Dysautonomia – Autonomic Dysfunction – Management
HOTV has one of the busiest programs for the assessment and long-term management of patients with dysautonomia on the West Coast. Our physicians are skilled in the interpretation of complex histories that become common with dysautonomia, family medical histories, and neurocardiovascular examinations.
Two major focuses involve extensive investigation to uncover an underlying etiology, and management of the wide array of dysautonomia symptoms.
Management of dysautonomia symptoms is through a program that is specifically tailored to each patient. But every program includes the essential elements of lifestyle management which includes;
- Nutrition management (via Kids in Action)
- Hydration management
- Salt therapy
- Sleep/wake cycle management
- Physical therapy (see our network of physical therapist)
- Compression garments
- Counseling on avoidance and rescue
- Biofeedback therapy (see our network of biofeedback therapists)
Management may also include one or more medications. Our program focuses on minimizing medication use and medication safety when multiple medications are to be used. This is through the use of pharmacogenetic testing.
See Education on Dysautonomia for full details.
About Dysautonomia or Autonomic Dysfunction is a term used to describe a collection of symptoms that results from the autonomic nervous system not working quite right.

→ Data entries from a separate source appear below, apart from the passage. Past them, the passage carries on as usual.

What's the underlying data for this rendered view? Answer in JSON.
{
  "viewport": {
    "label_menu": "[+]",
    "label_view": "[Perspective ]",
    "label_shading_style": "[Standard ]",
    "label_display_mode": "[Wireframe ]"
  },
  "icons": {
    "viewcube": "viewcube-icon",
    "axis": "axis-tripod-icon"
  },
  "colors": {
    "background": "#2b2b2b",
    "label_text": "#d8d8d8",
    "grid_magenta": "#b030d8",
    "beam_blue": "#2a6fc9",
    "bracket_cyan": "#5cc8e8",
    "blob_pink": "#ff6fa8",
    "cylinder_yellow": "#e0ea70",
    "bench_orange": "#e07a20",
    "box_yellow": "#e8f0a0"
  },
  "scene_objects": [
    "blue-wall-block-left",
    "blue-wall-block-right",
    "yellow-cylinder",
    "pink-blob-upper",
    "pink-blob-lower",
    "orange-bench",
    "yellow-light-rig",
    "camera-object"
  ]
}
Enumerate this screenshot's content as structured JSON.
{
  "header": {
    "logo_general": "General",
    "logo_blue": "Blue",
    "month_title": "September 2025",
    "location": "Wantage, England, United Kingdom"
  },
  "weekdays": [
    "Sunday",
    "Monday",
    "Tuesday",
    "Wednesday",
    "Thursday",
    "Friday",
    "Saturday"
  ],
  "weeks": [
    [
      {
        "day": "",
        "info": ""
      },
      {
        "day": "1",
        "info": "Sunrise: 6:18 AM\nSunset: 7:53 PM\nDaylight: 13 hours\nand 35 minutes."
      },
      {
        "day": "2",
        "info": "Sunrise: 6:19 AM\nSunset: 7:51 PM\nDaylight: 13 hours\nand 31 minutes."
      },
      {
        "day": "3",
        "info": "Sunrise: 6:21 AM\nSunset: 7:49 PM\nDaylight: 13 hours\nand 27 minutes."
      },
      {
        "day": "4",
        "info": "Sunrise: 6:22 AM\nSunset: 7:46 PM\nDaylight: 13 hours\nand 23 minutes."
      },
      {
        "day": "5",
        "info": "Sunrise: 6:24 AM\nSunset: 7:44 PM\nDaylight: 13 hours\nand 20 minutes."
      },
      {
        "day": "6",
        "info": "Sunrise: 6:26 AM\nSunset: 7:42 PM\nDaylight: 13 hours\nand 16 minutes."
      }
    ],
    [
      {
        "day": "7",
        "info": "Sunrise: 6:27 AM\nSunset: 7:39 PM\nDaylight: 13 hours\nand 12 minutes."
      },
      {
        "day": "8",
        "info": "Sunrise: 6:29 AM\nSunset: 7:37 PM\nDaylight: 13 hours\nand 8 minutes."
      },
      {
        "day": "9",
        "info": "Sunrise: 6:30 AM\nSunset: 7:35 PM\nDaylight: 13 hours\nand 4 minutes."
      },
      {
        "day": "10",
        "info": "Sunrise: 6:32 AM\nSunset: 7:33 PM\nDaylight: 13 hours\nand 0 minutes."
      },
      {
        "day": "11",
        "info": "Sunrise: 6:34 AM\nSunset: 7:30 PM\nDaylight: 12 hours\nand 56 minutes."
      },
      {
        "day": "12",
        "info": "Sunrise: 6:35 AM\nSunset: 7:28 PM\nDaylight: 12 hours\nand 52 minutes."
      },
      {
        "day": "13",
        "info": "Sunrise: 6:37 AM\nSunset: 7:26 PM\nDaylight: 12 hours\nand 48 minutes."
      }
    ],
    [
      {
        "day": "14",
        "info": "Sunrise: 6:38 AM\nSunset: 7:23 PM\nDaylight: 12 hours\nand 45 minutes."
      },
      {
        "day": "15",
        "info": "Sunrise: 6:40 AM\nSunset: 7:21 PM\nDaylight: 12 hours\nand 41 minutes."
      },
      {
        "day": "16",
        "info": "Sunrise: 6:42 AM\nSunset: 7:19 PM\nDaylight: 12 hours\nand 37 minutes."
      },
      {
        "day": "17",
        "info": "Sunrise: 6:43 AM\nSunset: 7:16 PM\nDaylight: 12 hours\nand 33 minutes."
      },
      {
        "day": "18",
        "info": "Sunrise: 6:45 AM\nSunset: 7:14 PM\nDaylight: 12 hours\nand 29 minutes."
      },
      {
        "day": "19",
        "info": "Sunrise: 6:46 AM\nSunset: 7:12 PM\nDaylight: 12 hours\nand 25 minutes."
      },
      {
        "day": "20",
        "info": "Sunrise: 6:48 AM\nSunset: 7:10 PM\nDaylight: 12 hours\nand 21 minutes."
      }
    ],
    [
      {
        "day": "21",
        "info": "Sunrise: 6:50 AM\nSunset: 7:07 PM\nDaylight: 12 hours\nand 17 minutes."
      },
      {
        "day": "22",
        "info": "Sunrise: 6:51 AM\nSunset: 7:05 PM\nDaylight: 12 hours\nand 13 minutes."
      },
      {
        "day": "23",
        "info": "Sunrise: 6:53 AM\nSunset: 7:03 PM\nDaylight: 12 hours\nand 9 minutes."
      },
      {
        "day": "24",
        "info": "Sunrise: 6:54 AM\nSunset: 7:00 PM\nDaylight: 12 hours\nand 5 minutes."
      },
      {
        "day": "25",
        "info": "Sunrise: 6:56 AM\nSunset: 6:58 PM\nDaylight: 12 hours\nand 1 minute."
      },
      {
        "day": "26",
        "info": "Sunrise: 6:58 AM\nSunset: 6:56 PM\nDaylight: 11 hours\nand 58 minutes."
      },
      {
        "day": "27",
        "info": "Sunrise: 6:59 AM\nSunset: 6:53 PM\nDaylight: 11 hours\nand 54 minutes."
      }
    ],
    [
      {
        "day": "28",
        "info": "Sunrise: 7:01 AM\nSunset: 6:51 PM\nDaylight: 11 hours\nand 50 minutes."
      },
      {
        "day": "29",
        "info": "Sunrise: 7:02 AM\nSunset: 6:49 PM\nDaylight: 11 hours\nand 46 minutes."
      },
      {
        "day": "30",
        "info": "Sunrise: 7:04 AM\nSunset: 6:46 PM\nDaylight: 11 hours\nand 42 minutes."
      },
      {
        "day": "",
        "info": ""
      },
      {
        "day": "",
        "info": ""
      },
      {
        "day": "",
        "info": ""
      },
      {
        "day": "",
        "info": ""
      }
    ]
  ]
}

The consequence is an inappropriate pooling of blood volume (usually to the lower half of the body), inappropriate rapid drops and elevations in blood pressure, and inappropriate distribution of blood flow throughout the various organs of the body (too much to some and too little to others).
The most notable organ affected is the brain and momentary interruptions in the delivery of oxygen and nutrients to the brain leads to dizziness or light-headedness, tunnel vision, black-out vision (complete loss of vision), hearing perception changes, and sometimes to loss of consciousness (fainting). These most commonly occur when getting up from lying or sitting and this is known as (orthostatic intolerance).
Other common effects on the brain include foggy thinking, attention deficit, insomnia, mood disturbances and depression.
- Orthostatic Intolerance
(inability to remain upright)
- Syncope (fainting/near fainting)
- Tachycardia (fast heart rate)
- Bradycardia (slow heart rate)
- Chest Discomfort
- Low Blood Pressure
- Gastrointestinal Problems
- Excessive Fatigue
- Exercise Intolerance
- Visual Disturbances
- Shortness of Breath
- Mood Swings
- Noise/light sensitivity
- Frequent Urination
- Temperature Regulation Problems
- Brain fog/forgetfulness
- Inability to concentrate
- Difficulty with recall
- Appetite Disturbance
- Hypersensitivity to sensory stimulation